At the start of his 2016 in Rome, he looked lost, a talent with tons of raw power, but made Pedro Cerrano look like a good breaking ball hitter. He admittedly sat dead-red, waiting for the fastballs, but he learned how to hit in the second half. Though he still struck out a bit too much, he finished the second half hitting .289 with 17 home runs and a .970 OPS. The same happened last year, and after a slow start in Florida, he handled a promotion to Double-A with surprising ease.
This season, he has been an absolute beast right out of the gates.
Austin Riley is currently tied for the league lead in home runs (6), third in OPS (1.071), 2nd in RBIs, 1st in total bases (67), and first in slugging (.677). He is some kind of good.— Eric Cole, Braves Minor Leagues Guy (@leprekhan) May 6, 2018

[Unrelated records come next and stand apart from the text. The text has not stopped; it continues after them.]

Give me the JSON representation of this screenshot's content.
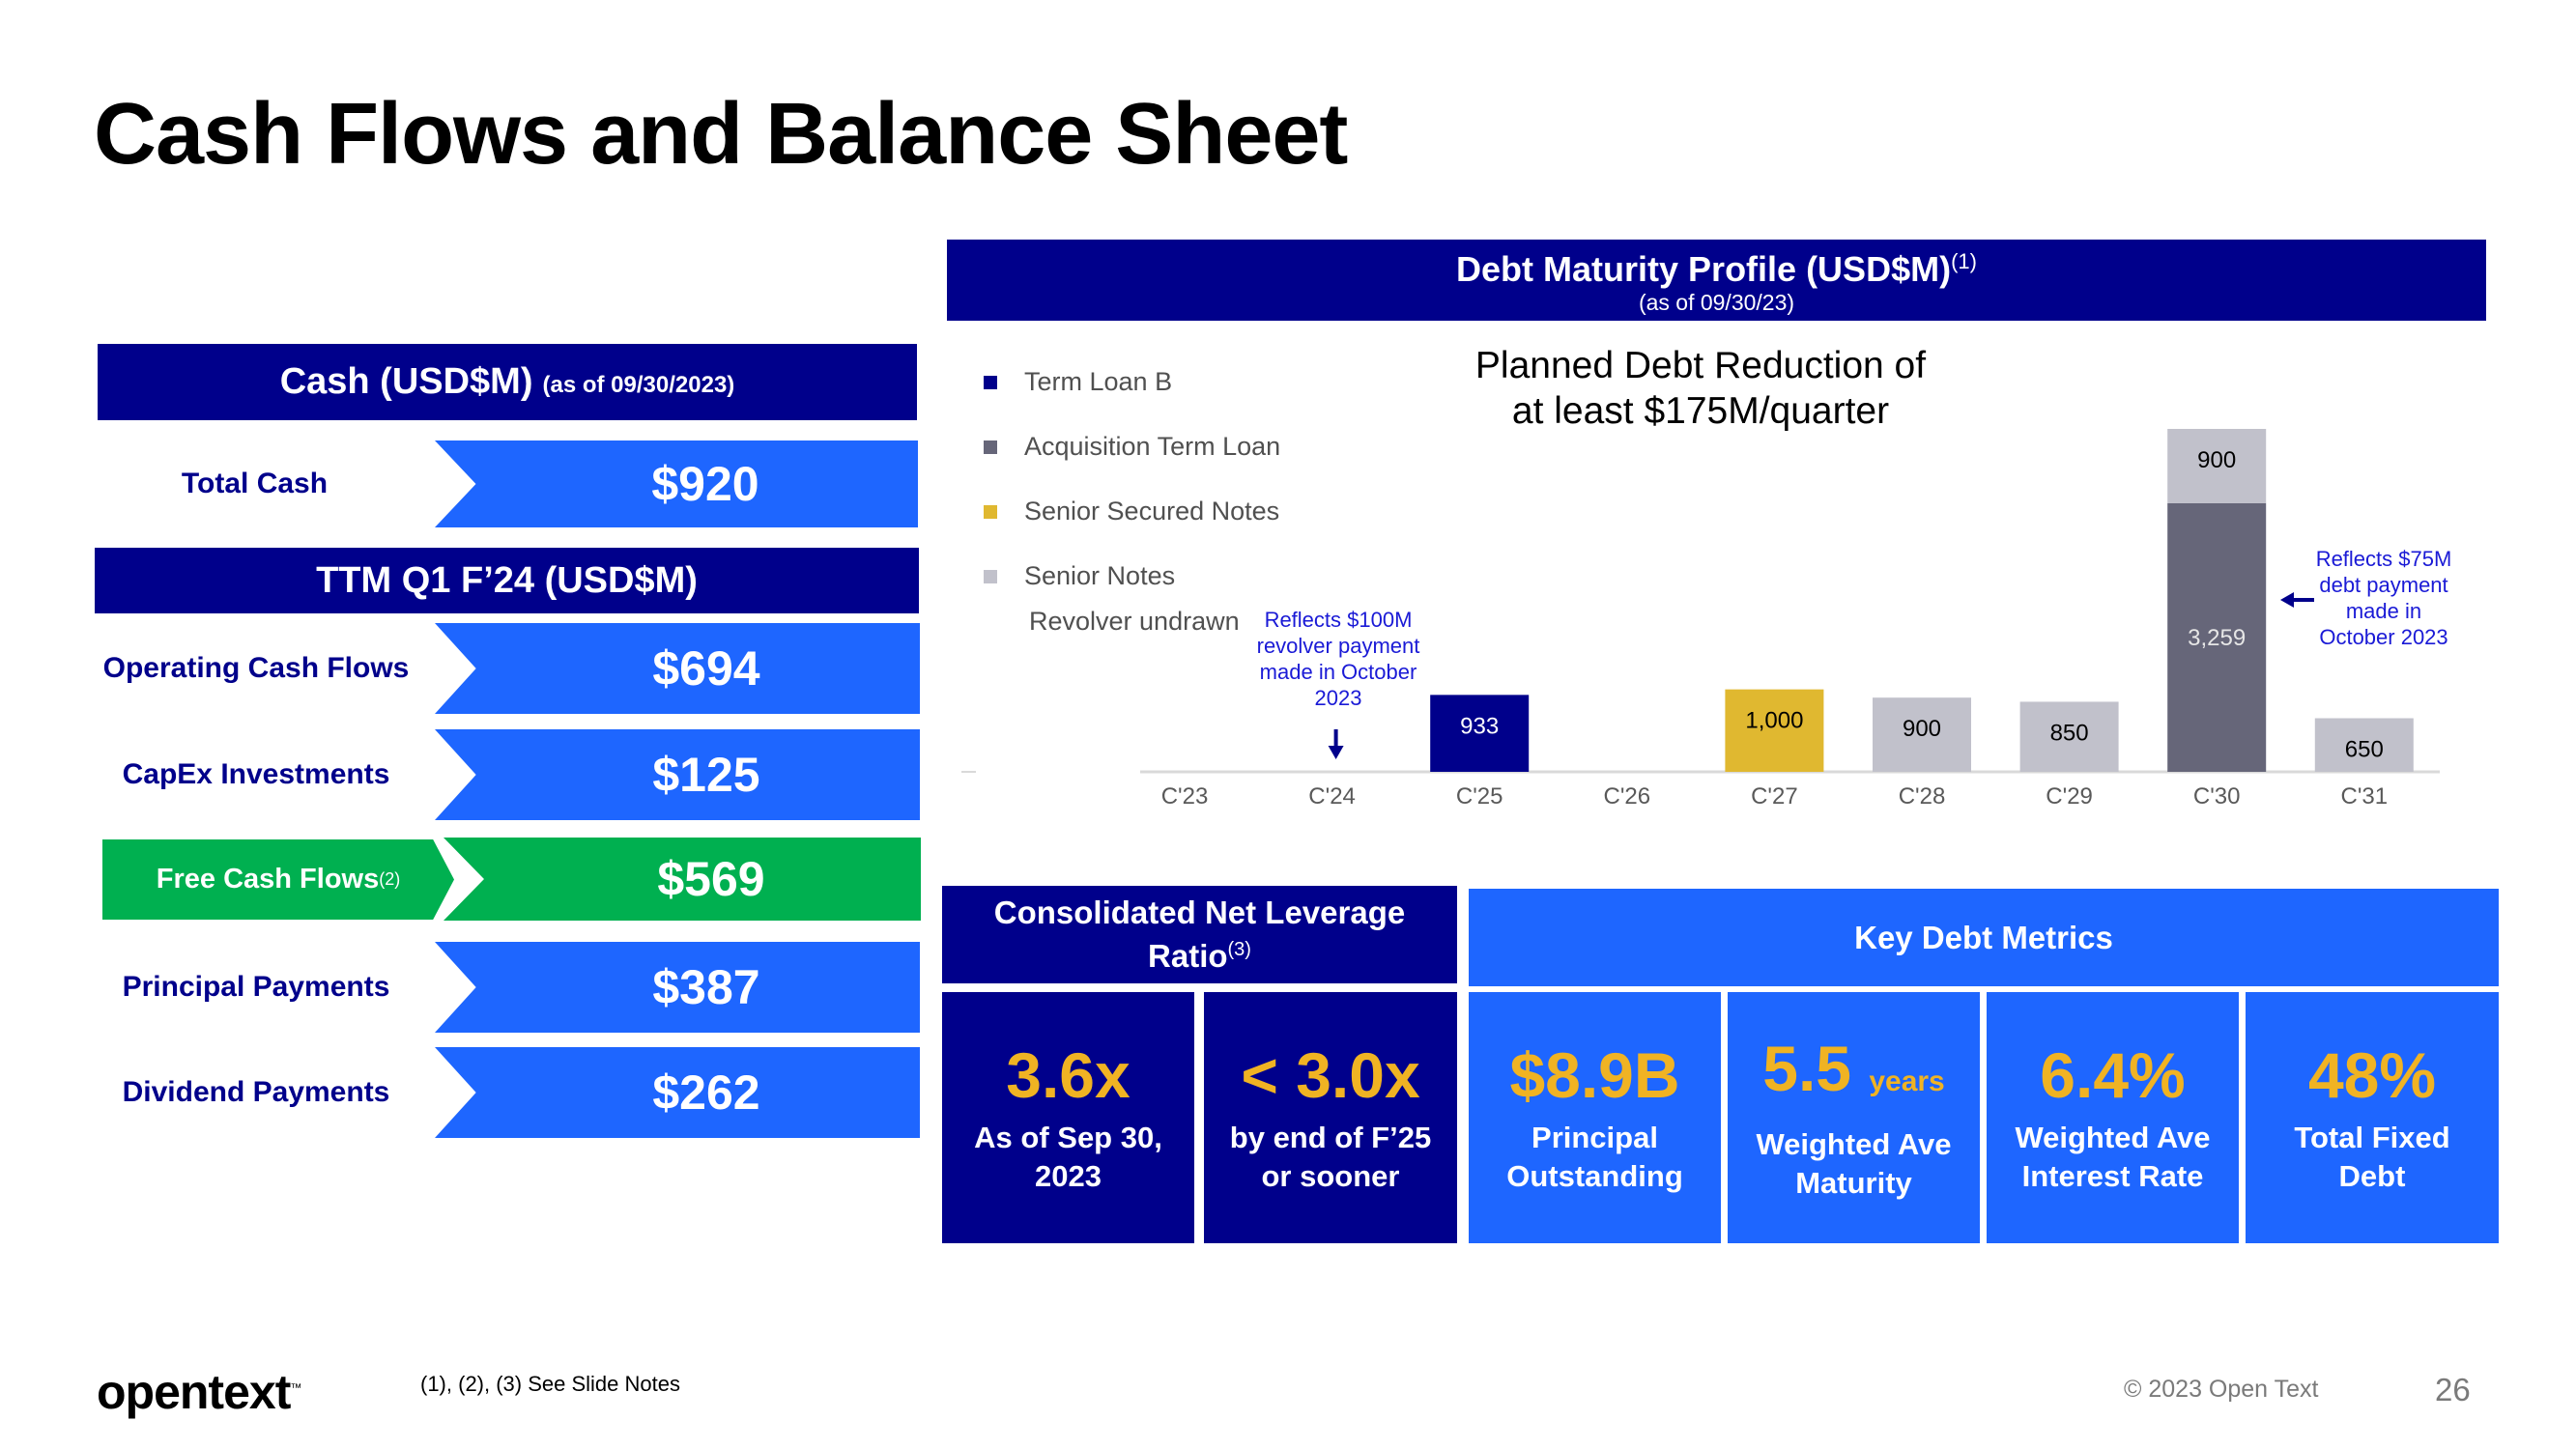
{
  "slide": {
    "title": "Cash Flows and Balance Sheet",
    "page_number": "26",
    "copyright": "© 2023 Open Text",
    "footnote": "(1), (2), (3) See Slide Notes",
    "logo_text": "opentext",
    "logo_tm": "™"
  },
  "cash": {
    "header": "Cash (USD$M)",
    "header_note": "(as of 09/30/2023)",
    "rows": [
      {
        "label": "Total Cash",
        "value": "$920"
      }
    ]
  },
  "ttm": {
    "header": "TTM Q1 F’24 (USD$M)",
    "rows": [
      {
        "label": "Operating Cash Flows",
        "value": "$694"
      },
      {
        "label": "CapEx Investments",
        "value": "$125"
      },
      {
        "label": "Free Cash Flows",
        "label_sup": "(2)",
        "value": "$569",
        "highlight": "green"
      },
      {
        "label": "Principal Payments",
        "value": "$387"
      },
      {
        "label": "Dividend Payments",
        "value": "$262"
      }
    ]
  },
  "debt_profile": {
    "title": "Debt Maturity Profile (USD$M)",
    "title_sup": "(1)",
    "subtitle": "(as of 09/30/23)",
    "planned_note": "Planned Debt Reduction of at least $175M/quarter",
    "planned_line1": "Planned Debt Reduction of",
    "planned_line2": "at least $175M/quarter",
    "revolver_label": "Revolver undrawn",
    "annotation_c24": "Reflects $100M revolver payment made in October 2023",
    "annotation_c30": "Reflects $75M debt payment made in October 2023"
  },
  "chart_data": {
    "type": "bar",
    "stacked": true,
    "title": "Debt Maturity Profile (USD$M)",
    "subtitle": "(as of 09/30/23)",
    "xlabel": "",
    "ylabel": "",
    "categories": [
      "C'23",
      "C'24",
      "C'25",
      "C'26",
      "C'27",
      "C'28",
      "C'29",
      "C'30",
      "C'31"
    ],
    "series": [
      {
        "name": "Term Loan B",
        "color": "#00008b",
        "label_color": "#ffffff",
        "values": [
          0,
          0,
          933,
          0,
          0,
          0,
          0,
          0,
          0
        ]
      },
      {
        "name": "Acquisition Term Loan",
        "color": "#666679",
        "label_color": "#e6e6e6",
        "values": [
          0,
          0,
          0,
          0,
          0,
          0,
          0,
          3259,
          0
        ]
      },
      {
        "name": "Senior Secured Notes",
        "color": "#e0b830",
        "label_color": "#000000",
        "values": [
          0,
          0,
          0,
          0,
          1000,
          0,
          0,
          0,
          0
        ]
      },
      {
        "name": "Senior Notes",
        "color": "#c1c1cb",
        "label_color": "#000000",
        "values": [
          0,
          0,
          0,
          0,
          0,
          900,
          850,
          900,
          650
        ]
      }
    ],
    "data_labels": [
      {
        "category": "C'25",
        "series": "Term Loan B",
        "text": "933"
      },
      {
        "category": "C'27",
        "series": "Senior Secured Notes",
        "text": "1,000"
      },
      {
        "category": "C'28",
        "series": "Senior Notes",
        "text": "900"
      },
      {
        "category": "C'29",
        "series": "Senior Notes",
        "text": "850"
      },
      {
        "category": "C'30",
        "series": "Acquisition Term Loan",
        "text": "3,259"
      },
      {
        "category": "C'30",
        "series": "Senior Notes",
        "text": "900"
      },
      {
        "category": "C'31",
        "series": "Senior Notes",
        "text": "650"
      }
    ],
    "ylim": [
      0,
      4159
    ],
    "grid": false,
    "legend_position": "top-left",
    "annotations": [
      {
        "category": "C'24",
        "text": "Reflects $100M revolver payment made in October 2023",
        "arrow": "down"
      },
      {
        "category": "C'30",
        "text": "Reflects $75M debt payment made in October 2023",
        "arrow": "left"
      }
    ]
  },
  "leverage": {
    "header": "Consolidated Net Leverage Ratio",
    "header_sup": "(3)",
    "metrics": [
      {
        "value": "3.6x",
        "label_line1": "As of Sep 30,",
        "label_line2": "2023"
      },
      {
        "value": "< 3.0x",
        "label_line1": "by end of F’25",
        "label_line2": "or sooner"
      }
    ]
  },
  "key_debt": {
    "header": "Key Debt Metrics",
    "metrics": [
      {
        "value": "$8.9B",
        "unit": "",
        "label_line1": "Principal",
        "label_line2": "Outstanding"
      },
      {
        "value": "5.5",
        "unit": "years",
        "label_line1": "Weighted Ave",
        "label_line2": "Maturity"
      },
      {
        "value": "6.4%",
        "unit": "",
        "label_line1": "Weighted Ave",
        "label_line2": "Interest Rate"
      },
      {
        "value": "48%",
        "unit": "",
        "label_line1": "Total Fixed",
        "label_line2": "Debt"
      }
    ]
  }
}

What we really needed to see from Riley is continued improvement at the hot corner defensively. A former pitcher, Riley has the arm, but as I said back in 2016, I saw him make great stops, I saw him make great throws, but I rarely saw him make a great stop and throw together as a great play. That’s all changed. He shows range and instincts and makes those great plays we’ve been waiting for. Riley was once seen as a project, he’s now above-average at third, and still improving.

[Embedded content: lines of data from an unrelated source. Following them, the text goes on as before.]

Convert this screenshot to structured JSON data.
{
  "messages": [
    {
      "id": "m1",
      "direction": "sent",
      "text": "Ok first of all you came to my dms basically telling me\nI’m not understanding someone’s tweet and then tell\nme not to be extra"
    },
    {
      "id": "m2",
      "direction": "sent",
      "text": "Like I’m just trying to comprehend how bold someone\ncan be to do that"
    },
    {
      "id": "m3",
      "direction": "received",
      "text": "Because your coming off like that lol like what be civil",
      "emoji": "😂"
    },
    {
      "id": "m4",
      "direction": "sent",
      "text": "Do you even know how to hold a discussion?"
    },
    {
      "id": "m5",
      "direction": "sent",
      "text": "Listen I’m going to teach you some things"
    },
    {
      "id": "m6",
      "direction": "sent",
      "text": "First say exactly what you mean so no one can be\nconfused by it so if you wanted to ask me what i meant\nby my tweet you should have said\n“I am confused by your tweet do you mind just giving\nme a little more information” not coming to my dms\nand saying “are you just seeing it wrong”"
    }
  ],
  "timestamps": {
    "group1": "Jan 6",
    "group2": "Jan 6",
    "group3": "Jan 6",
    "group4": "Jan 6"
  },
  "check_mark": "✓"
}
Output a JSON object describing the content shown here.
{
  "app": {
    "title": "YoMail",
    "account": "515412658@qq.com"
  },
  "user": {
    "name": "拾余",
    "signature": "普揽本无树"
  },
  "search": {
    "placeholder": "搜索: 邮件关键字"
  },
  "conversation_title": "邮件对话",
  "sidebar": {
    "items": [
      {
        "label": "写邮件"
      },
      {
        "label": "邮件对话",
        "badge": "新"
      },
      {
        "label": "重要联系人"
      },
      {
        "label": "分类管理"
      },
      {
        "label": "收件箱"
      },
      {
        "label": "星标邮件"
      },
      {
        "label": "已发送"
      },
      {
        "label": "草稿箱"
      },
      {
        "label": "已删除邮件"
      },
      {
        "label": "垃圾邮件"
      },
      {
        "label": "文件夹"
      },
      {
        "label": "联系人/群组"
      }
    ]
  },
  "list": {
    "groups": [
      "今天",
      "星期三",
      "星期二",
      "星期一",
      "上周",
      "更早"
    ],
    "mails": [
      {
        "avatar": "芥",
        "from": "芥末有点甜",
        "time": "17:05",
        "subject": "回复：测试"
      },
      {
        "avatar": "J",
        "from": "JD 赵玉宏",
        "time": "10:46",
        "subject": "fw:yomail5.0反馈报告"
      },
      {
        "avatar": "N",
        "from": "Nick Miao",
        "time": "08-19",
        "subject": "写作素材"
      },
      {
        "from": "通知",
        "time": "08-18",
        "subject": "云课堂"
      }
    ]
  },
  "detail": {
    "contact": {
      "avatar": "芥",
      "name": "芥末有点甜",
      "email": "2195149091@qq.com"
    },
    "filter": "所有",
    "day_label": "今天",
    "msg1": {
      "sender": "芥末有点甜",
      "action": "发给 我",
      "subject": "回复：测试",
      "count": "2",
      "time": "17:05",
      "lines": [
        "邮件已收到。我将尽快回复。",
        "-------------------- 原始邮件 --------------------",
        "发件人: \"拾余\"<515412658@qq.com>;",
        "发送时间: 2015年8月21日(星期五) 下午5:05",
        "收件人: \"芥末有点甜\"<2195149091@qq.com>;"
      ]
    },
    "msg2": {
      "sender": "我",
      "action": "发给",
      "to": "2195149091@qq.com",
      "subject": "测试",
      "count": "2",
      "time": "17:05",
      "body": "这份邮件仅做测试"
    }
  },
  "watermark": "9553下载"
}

After that impressive 2016 MLB Draft class of pitchers, Wilson was probably not the one many thought would reach Double-A first. But Wilson has been lights out pretty much since his full-season debut.
Four pitchers went before Wilson in that draft, and the three starters are pitching pretty well. Ian Anderson, Joey Wentz, and Kyle Muller have had some rough starts in 2017, but have been looking good of late. Wilson? He just skipped the bad starts and has been utterly dominant.
The first time I saw Wilson, he was a 19-year-old making his home debut in Rome on a Monday night. It wasn’t any old Monday night, however, it was Tim Tebow night and a sold-out crowd of over 5,000 people.
That always stuck with me. It wasn’t his best game, but it wasn’t his worst. He had that moxie, that pitchability if you would, that you could tell early on he would shine. He put up video game numbers last year in his breakout full-season debut to the likes of a 2.50 ERA, a 1.04 WHIP and more than a strikeout per inning pitched. This year in his FSL debut, he was even more absurd.
Wilson leaves the FSL behind with a 0.34 ERA and 0.86 WHIP. He pitched 6.2 innings in each of his final two FSL starts and allowed no runs. That’s who Wilson is.
The 20-year-old righty works fast, maintains his velocity and command deep into games and limits runs. He works a mid-90s fastball that produces a ton of ground balls with sharp slider that gets people chasing with a hard break. I remember the first time I watched Wilson I asked our own (and, of course, Talking Chop’s minor league editor) Eric Cole what to look for and he told me his changeup. Last year, that pitch was behind. Most who have seen him this year say it has surpassed his breaking ball.
The Baby Braves are on the move. It’s an exciting time both on the farm and in the bigs, and Riley and Wilson are two to keep a close eye on.